DATASET.
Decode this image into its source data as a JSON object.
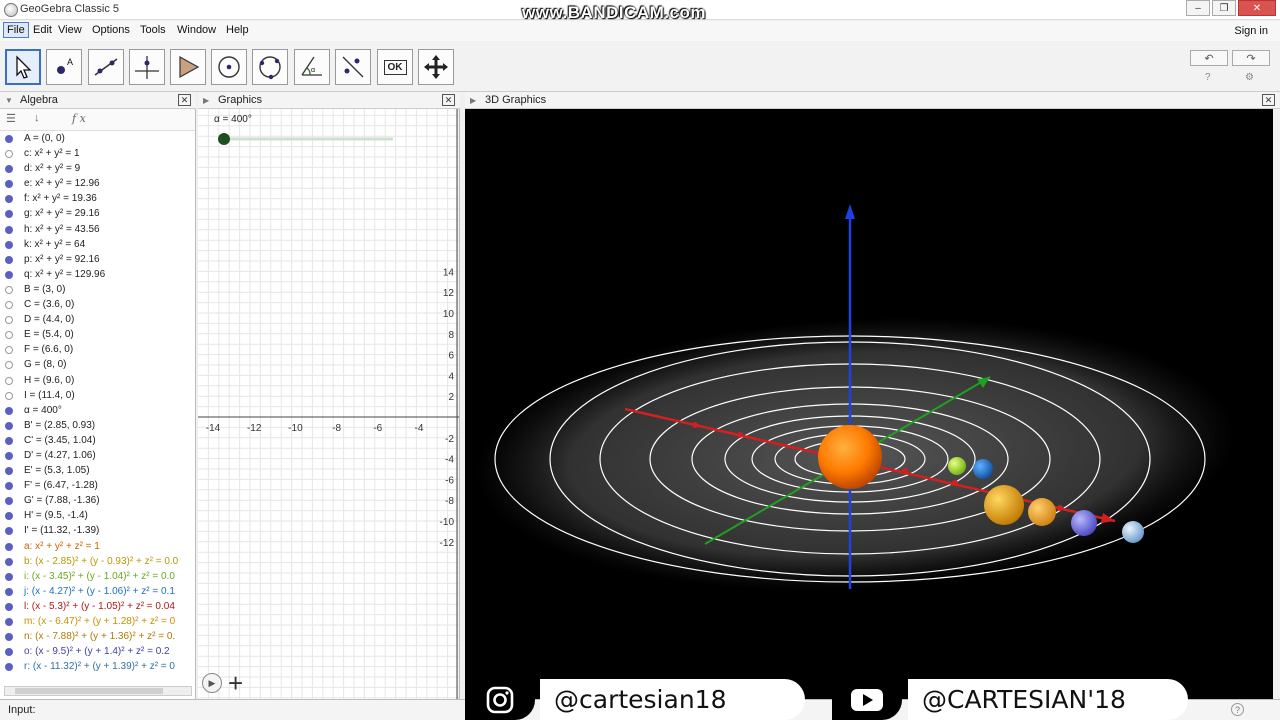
{
  "window": {
    "title": "GeoGebra Classic 5",
    "watermark": "www.BANDICAM.com",
    "controls": [
      "–",
      "❐",
      "✕"
    ]
  },
  "menu": {
    "items": [
      "File",
      "Edit",
      "View",
      "Options",
      "Tools",
      "Window",
      "Help"
    ],
    "sign_in": "Sign in"
  },
  "toolbar": {
    "tools": [
      "move-tool",
      "point-tool",
      "line-tool",
      "perpendicular-line-tool",
      "polygon-tool",
      "circle-center-point-tool",
      "circle-three-points-tool",
      "angle-tool",
      "reflect-tool",
      "slider-tool",
      "move-graphics-view-tool"
    ],
    "slider_tool_label": "OK",
    "undo_label": "↶",
    "redo_label": "↷"
  },
  "panels": {
    "algebra": "Algebra",
    "graphics": "Graphics",
    "graphics3d": "3D Graphics",
    "close_glyph": "✕"
  },
  "algebra": {
    "toolbar": [
      "☰",
      "↓",
      "f x"
    ],
    "rows": [
      {
        "text": "A = (0, 0)",
        "shown": true,
        "color": "#222"
      },
      {
        "text": "c: x² + y² = 1",
        "shown": false,
        "color": "#222"
      },
      {
        "text": "d: x² + y² = 9",
        "shown": true,
        "color": "#222"
      },
      {
        "text": "e: x² + y² = 12.96",
        "shown": true,
        "color": "#222"
      },
      {
        "text": "f: x² + y² = 19.36",
        "shown": true,
        "color": "#222"
      },
      {
        "text": "g: x² + y² = 29.16",
        "shown": true,
        "color": "#222"
      },
      {
        "text": "h: x² + y² = 43.56",
        "shown": true,
        "color": "#222"
      },
      {
        "text": "k: x² + y² = 64",
        "shown": true,
        "color": "#222"
      },
      {
        "text": "p: x² + y² = 92.16",
        "shown": true,
        "color": "#222"
      },
      {
        "text": "q: x² + y² = 129.96",
        "shown": true,
        "color": "#222"
      },
      {
        "text": "B = (3, 0)",
        "shown": false,
        "color": "#222"
      },
      {
        "text": "C = (3.6, 0)",
        "shown": false,
        "color": "#222"
      },
      {
        "text": "D = (4.4, 0)",
        "shown": false,
        "color": "#222"
      },
      {
        "text": "E = (5.4, 0)",
        "shown": false,
        "color": "#222"
      },
      {
        "text": "F = (6.6, 0)",
        "shown": false,
        "color": "#222"
      },
      {
        "text": "G = (8, 0)",
        "shown": false,
        "color": "#222"
      },
      {
        "text": "H = (9.6, 0)",
        "shown": false,
        "color": "#222"
      },
      {
        "text": "I = (11.4, 0)",
        "shown": false,
        "color": "#222"
      },
      {
        "text": "α = 400°",
        "shown": true,
        "color": "#222"
      },
      {
        "text": "B' = (2.85, 0.93)",
        "shown": true,
        "color": "#222"
      },
      {
        "text": "C' = (3.45, 1.04)",
        "shown": true,
        "color": "#222"
      },
      {
        "text": "D' = (4.27, 1.06)",
        "shown": true,
        "color": "#222"
      },
      {
        "text": "E' = (5.3, 1.05)",
        "shown": true,
        "color": "#222"
      },
      {
        "text": "F' = (6.47, -1.28)",
        "shown": true,
        "color": "#222"
      },
      {
        "text": "G' = (7.88, -1.36)",
        "shown": true,
        "color": "#222"
      },
      {
        "text": "H' = (9.5, -1.4)",
        "shown": true,
        "color": "#222"
      },
      {
        "text": "I' = (11.32, -1.39)",
        "shown": true,
        "color": "#222"
      },
      {
        "text": "a: x² + y² + z² = 1",
        "shown": true,
        "color": "#c86400"
      },
      {
        "text": "b: (x - 2.85)² + (y - 0.93)² + z² = 0.0",
        "shown": true,
        "color": "#b89800"
      },
      {
        "text": "i: (x - 3.45)² + (y - 1.04)² + z² = 0.0",
        "shown": true,
        "color": "#6aa820"
      },
      {
        "text": "j: (x - 4.27)² + (y - 1.06)² + z² = 0.1",
        "shown": true,
        "color": "#1e6fb8"
      },
      {
        "text": "l: (x - 5.3)² + (y - 1.05)² + z² = 0.04",
        "shown": true,
        "color": "#b01818"
      },
      {
        "text": "m: (x - 6.47)² + (y + 1.28)² + z² = 0",
        "shown": true,
        "color": "#c89000"
      },
      {
        "text": "n: (x - 7.88)² + (y + 1.36)² + z² = 0.",
        "shown": true,
        "color": "#b07a00"
      },
      {
        "text": "o: (x - 9.5)² + (y + 1.4)² + z² = 0.2",
        "shown": true,
        "color": "#4040a8"
      },
      {
        "text": "r: (x - 11.32)² + (y + 1.39)² + z² = 0",
        "shown": true,
        "color": "#3070a0"
      }
    ],
    "scroll_glyph": "III"
  },
  "graphics2d": {
    "slider_label": "α = 400°",
    "slider_value": 0.0,
    "y_ticks": [
      "14",
      "12",
      "10",
      "8",
      "6",
      "4",
      "2",
      "-2",
      "-4",
      "-6",
      "-8",
      "-10",
      "-12"
    ],
    "x_ticks": [
      "-14",
      "-12",
      "-10",
      "-8",
      "-6",
      "-4"
    ],
    "play_glyph": "▶",
    "plus_glyph": "+"
  },
  "graphics3d": {
    "background": "#000000",
    "axis_colors": {
      "x": "#d22020",
      "y": "#20a020",
      "z": "#2040e0"
    },
    "planet_colors": [
      "#ff8c00",
      "#a8e020",
      "#1e78d8",
      "#e8a020",
      "#f0a030",
      "#7070e0",
      "#a0c8f0"
    ]
  },
  "input": {
    "label": "Input:",
    "value": "",
    "help_glyph": "?"
  },
  "overlay": {
    "instagram": "@cartesian18",
    "youtube": "@CARTESIAN'18"
  }
}
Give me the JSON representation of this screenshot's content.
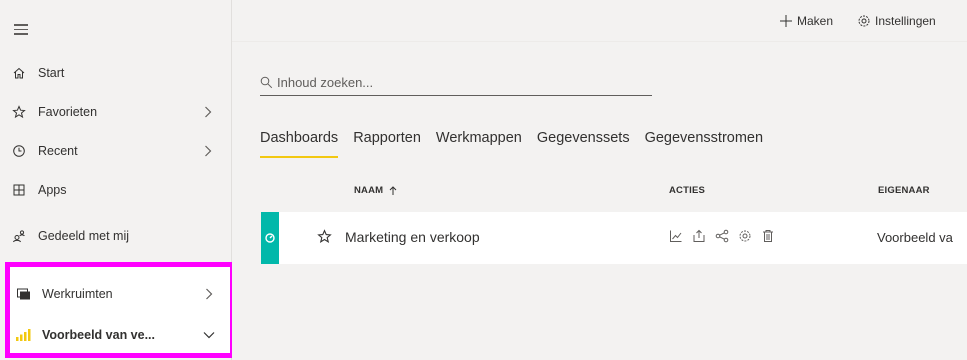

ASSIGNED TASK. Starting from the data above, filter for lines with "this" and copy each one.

ANSWER BOX.
Decode this image into its source data as a JSON object.
Give me the JSON representation of this screenshot's content.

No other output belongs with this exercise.